Historical Pub Tours of Belfast, 9268 3665, http://www.belfastpubtours.com. You can walk from one pub to another in the historical narrow alleyways in the old section of the city called the “entries” on your own. Or you can sign up for the historical pubs tour. Either way, it’s a great way to spend a late afternoon and early evening. The pubs are not overly crowded, but have just enough customers to make them lively. On Saturday evening there is live music almost anywhere you go.
Taxi tour of murals, Falls Road. At the recommendation of the owners of the B&B where I stayed, I used Fona Cab (9033 3333) instead of the more popular but more expensive black taxis. Fona charged me $63 for a two hour tour.
|Murals on the Catholic Side of the Peace Wall|
|Mural on the Protestant Side of the Peace Wall|
Cultúrlann McAdam Ó Fiaich, 216 Falls Road, Belfast, 9096 4180, http://www.culturlann.ie. A very friendly Irish cultural center in the heart of Falls Road featuring books, CDs, live music, and a café. This was the highlight of my walk up Falls Road. I didn’t know anything about the place when I started, but its 19th Century red brick exterior and colorful murals pulled me across the street for a closer look. I entered the building and discovered a world of Gaelic music, culture and warmth. As I walked around, looking at the endless CDs of Irish music, three men introduced themselves, and asked me to join them for a cup of coffee. We had a great conversation for about an hour talking about what it was like to live in Belfast then and now. The bottom line, according to one, a former member of Sinn Fein who spent three terms in jail during the Troubles, “thousands of people are alive today who wouldn’t be if it wasn’t for the peace agreement.” I could have stayed there for hours talking to them, but it was Saturday night and the pubs and music beckoned.
|My New Friends at the Irish Cultural Center|
Don’t miss the lush and uncrowded botanic garden in the Queen’s Quarter (the Ulster Museum is near the entrance to the gardens). The 1830s era Palm House, filled with palms and flowers, is one of the earliest examples of curvilinear glass and cast iron hothouse architecture. Also, make sure to visit the aptly named Tropical Ravine, especially on a dark and dreary day.
|Inside the Palm House|
|The Palm House|
|The Tropical Ravine|
Belfast Welcome Center, 47 Donegal Place, Belfast, 9024 6609, http://www.gotobelfast.com. General info, maps, tours, music venues and schedules, etc.

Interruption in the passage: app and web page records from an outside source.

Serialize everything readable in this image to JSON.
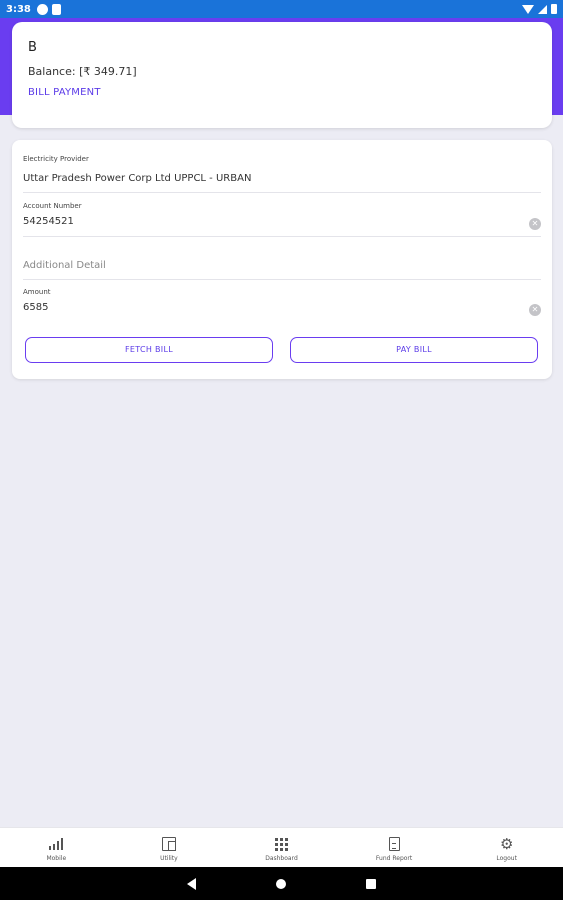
{
  "status_bar": {
    "time": "3:38"
  },
  "balance_card": {
    "initial": "B",
    "balance_text": "Balance: [₹ 349.71]",
    "bill_payment_label": "BILL PAYMENT"
  },
  "form": {
    "provider_label": "Electricity Provider",
    "provider_value": "Uttar Pradesh Power Corp Ltd UPPCL - URBAN",
    "account_label": "Account Number",
    "account_value": "54254521",
    "additional_placeholder": "Additional Detail",
    "amount_label": "Amount",
    "amount_value": "6585",
    "fetch_bill_label": "FETCH BILL",
    "pay_bill_label": "PAY BILL"
  },
  "bottom_nav": {
    "items": [
      {
        "label": "Mobile",
        "icon": "signal-bars-icon"
      },
      {
        "label": "Utility",
        "icon": "building-icon"
      },
      {
        "label": "Dashboard",
        "icon": "grid-icon"
      },
      {
        "label": "Fund Report",
        "icon": "document-icon"
      },
      {
        "label": "Logout",
        "icon": "gear-icon"
      }
    ]
  },
  "colors": {
    "accent": "#6a3df0",
    "status_bar": "#1a73d9",
    "background": "#ececf4"
  }
}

McComb’s Giant’s Causeway Tours, 9031 5333, http://www.minicoachni.co.uk. Some of the most dramatically beautiful scenery I have seen is only an hour or so drive away. The UNESCO World Heritage Site, the Giant’s Causeway, is the highlight, a peninsula of basalt columns near ground level stretching into the sea. The drive/ride there would still be worth it even if the causeway were little more than a goat path. My recommendation would be to take the tour rather than drive it yourself. The views are much better from a bus window several feet off the ground than from a little car being squeezed off the road by one of the buses. The only problem is that you have to put up with the nonstop banter and bad jokes from the driver. It’s a tossup, though not having to drive that narrow winding road on the wrong side of both the car and the road was the deciding factor for me. Besides some of the driver’s banter was informative and his jokes were occasionally funny.
|The Giant’s Causeway|

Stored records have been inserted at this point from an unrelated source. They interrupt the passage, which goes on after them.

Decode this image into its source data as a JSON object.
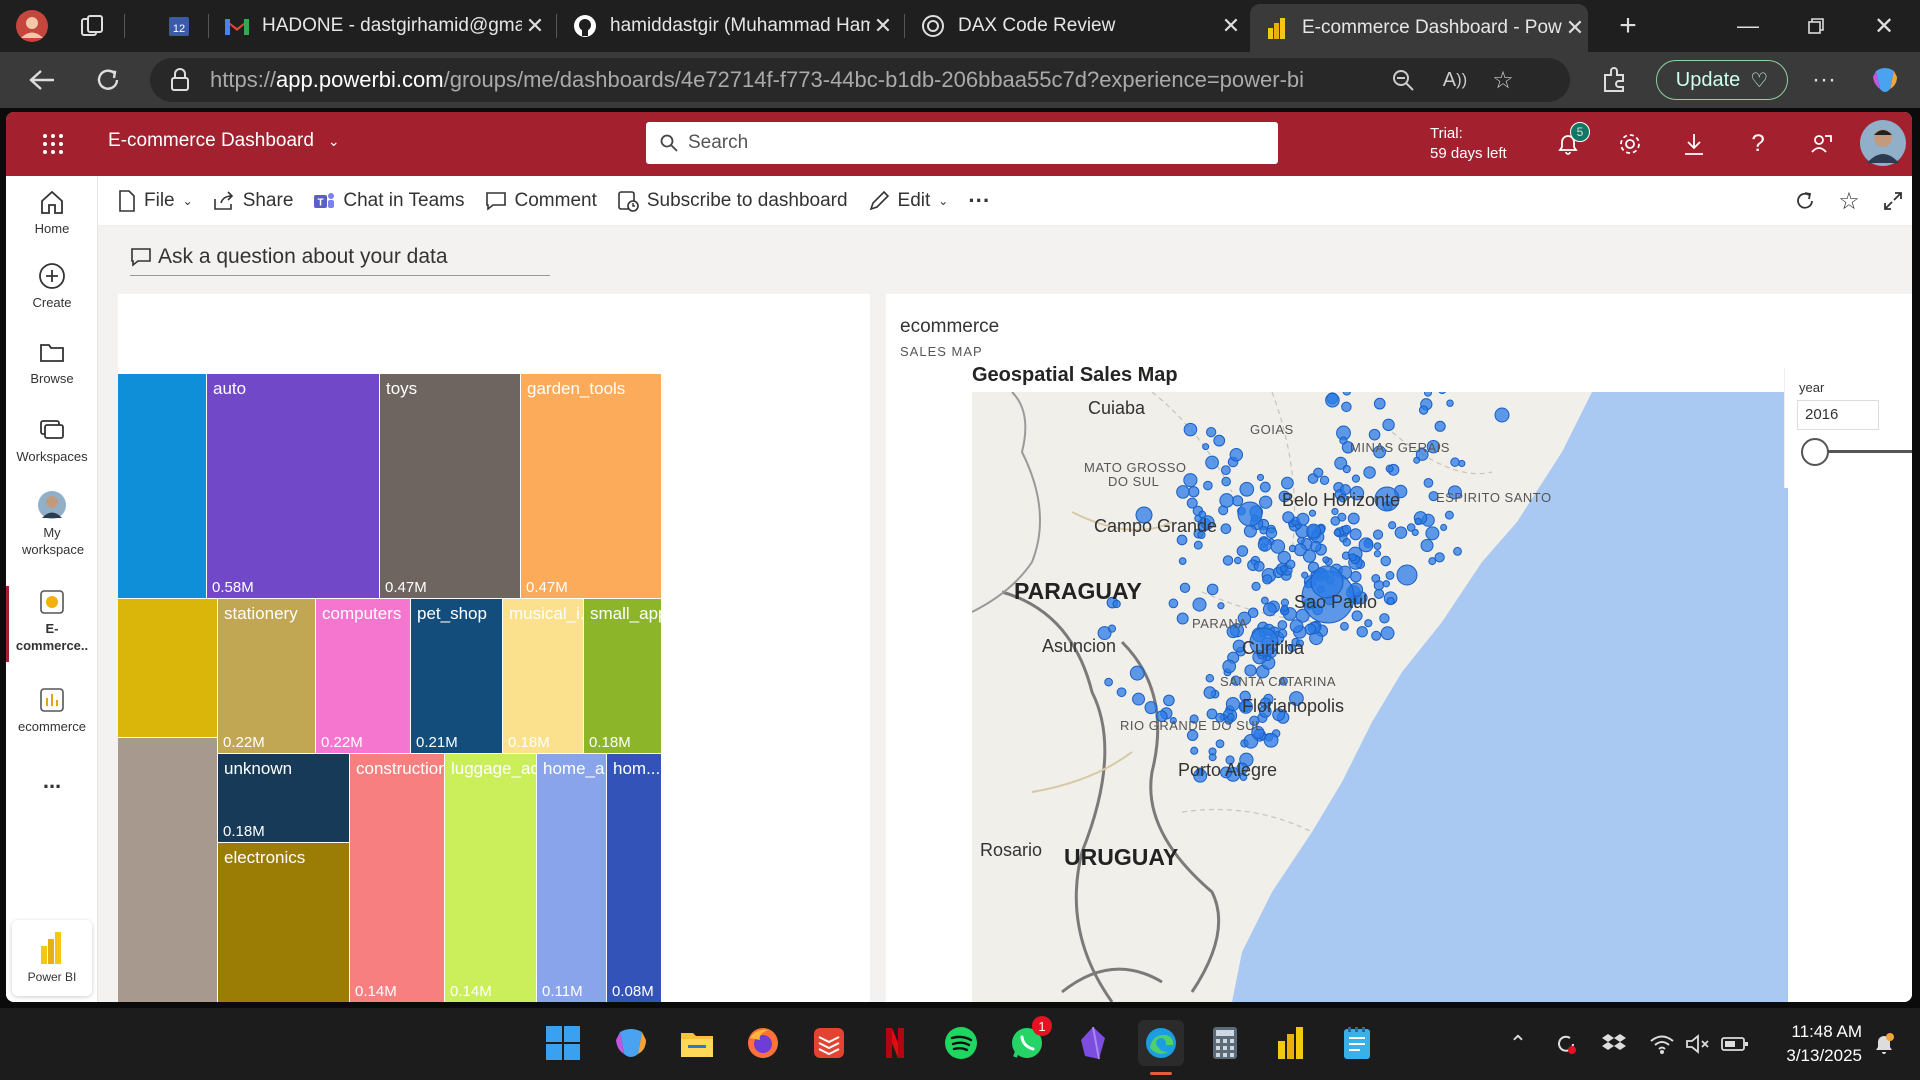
{
  "browser": {
    "tabs": [
      {
        "label": "",
        "icon": "tab-actions-icon"
      },
      {
        "label": "",
        "icon": "calendar-icon"
      },
      {
        "label": "HADONE - dastgirhamid@gmail",
        "icon": "gmail-icon"
      },
      {
        "label": "hamiddastgir (Muhammad Ham",
        "icon": "github-icon"
      },
      {
        "label": "DAX Code Review",
        "icon": "chatgpt-icon"
      },
      {
        "label": "E-commerce Dashboard - Power",
        "icon": "powerbi-icon",
        "active": true
      }
    ],
    "url_prefix": "https://",
    "url_host": "app.powerbi.com",
    "url_path": "/groups/me/dashboards/4e72714f-f773-44bc-b1db-206bbaa55c7d?experience=power-bi",
    "update_label": "Update"
  },
  "header": {
    "title": "E-commerce Dashboard",
    "search_placeholder": "Search",
    "trial_line1": "Trial:",
    "trial_line2": "59 days left",
    "notifications_count": "5"
  },
  "nav": {
    "items": [
      {
        "label": "Home"
      },
      {
        "label": "Create"
      },
      {
        "label": "Browse"
      },
      {
        "label": "Workspaces"
      },
      {
        "label": "My workspace"
      },
      {
        "label": "E-commerce.."
      },
      {
        "label": "ecommerce"
      }
    ],
    "more": "...",
    "powerbi_label": "Power BI"
  },
  "toolbar": {
    "file": "File",
    "share": "Share",
    "chat": "Chat in Teams",
    "comment": "Comment",
    "subscribe": "Subscribe to dashboard",
    "edit": "Edit",
    "more": "···"
  },
  "qa": {
    "placeholder": "Ask a question about your data"
  },
  "treemap": {
    "tiles": [
      {
        "name": "",
        "value": "",
        "color": "#0f8fd8"
      },
      {
        "name": "auto",
        "value": "0.58M",
        "color": "#7048c8"
      },
      {
        "name": "toys",
        "value": "0.47M",
        "color": "#6e6560"
      },
      {
        "name": "garden_tools",
        "value": "0.47M",
        "color": "#fcab5a"
      },
      {
        "name": "",
        "value": "",
        "color": "#dbb60a"
      },
      {
        "name": "stationery",
        "value": "0.22M",
        "color": "#c1a653"
      },
      {
        "name": "computers",
        "value": "0.22M",
        "color": "#f476cf"
      },
      {
        "name": "pet_shop",
        "value": "0.21M",
        "color": "#134d7c"
      },
      {
        "name": "musical_i...",
        "value": "0.18M",
        "color": "#fbe18e"
      },
      {
        "name": "small_app...",
        "value": "0.18M",
        "color": "#8cb52a"
      },
      {
        "name": "",
        "value": "",
        "color": "#a7998d"
      },
      {
        "name": "unknown",
        "value": "0.18M",
        "color": "#163a57"
      },
      {
        "name": "construction...",
        "value": "0.14M",
        "color": "#f87f7f"
      },
      {
        "name": "luggage_ac...",
        "value": "0.14M",
        "color": "#cbef5b"
      },
      {
        "name": "home_a...",
        "value": "0.11M",
        "color": "#8aa4ec"
      },
      {
        "name": "hom...",
        "value": "0.08M",
        "color": "#3453b8"
      },
      {
        "name": "electronics",
        "value": "",
        "color": "#9b7d06"
      }
    ]
  },
  "map": {
    "dataset": "ecommerce",
    "subtitle": "SALES MAP",
    "title": "Geospatial Sales Map",
    "cities": [
      "Cuiaba",
      "Campo Grande",
      "Belo Horizonte",
      "Asuncion",
      "Curitiba",
      "Florianopolis",
      "Porto Alegre",
      "Rosario",
      "Sao Paulo"
    ],
    "states": [
      "GOIAS",
      "MINAS GERAIS",
      "MATO GROSSO",
      "DO SUL",
      "ESPIRITO SANTO",
      "PARANA",
      "RIO GRANDE DO SUL",
      "SANTA CATARINA"
    ],
    "countries": [
      "PARAGUAY",
      "URUGUAY"
    ],
    "bubble_color": "#2b7be6"
  },
  "slicer": {
    "label": "year",
    "value": "2016"
  },
  "system": {
    "time": "11:48 AM",
    "date": "3/13/2025",
    "whatsapp_badge": "1"
  }
}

A Final Note….
In general, I found the people of Belfast to be among the friendliest I have ever met. They came up to me on the street and in the pubs and cafes to welcome me, ask where I was from, and give advice on what to see and do. The first time it happened to me, I thought I was being set up for a scam or a sales pitch, but the gentleman in question just wanted to be helpful. This happened constantly, people figuring I was an American and coming up to talk and welcome me to Belfast. It took a while before I completely let down my guard and stopped bracing for a con or pitch, but when I finally did, I fell hopelessly and unequivocally in love with the city and its charming, garrulous people.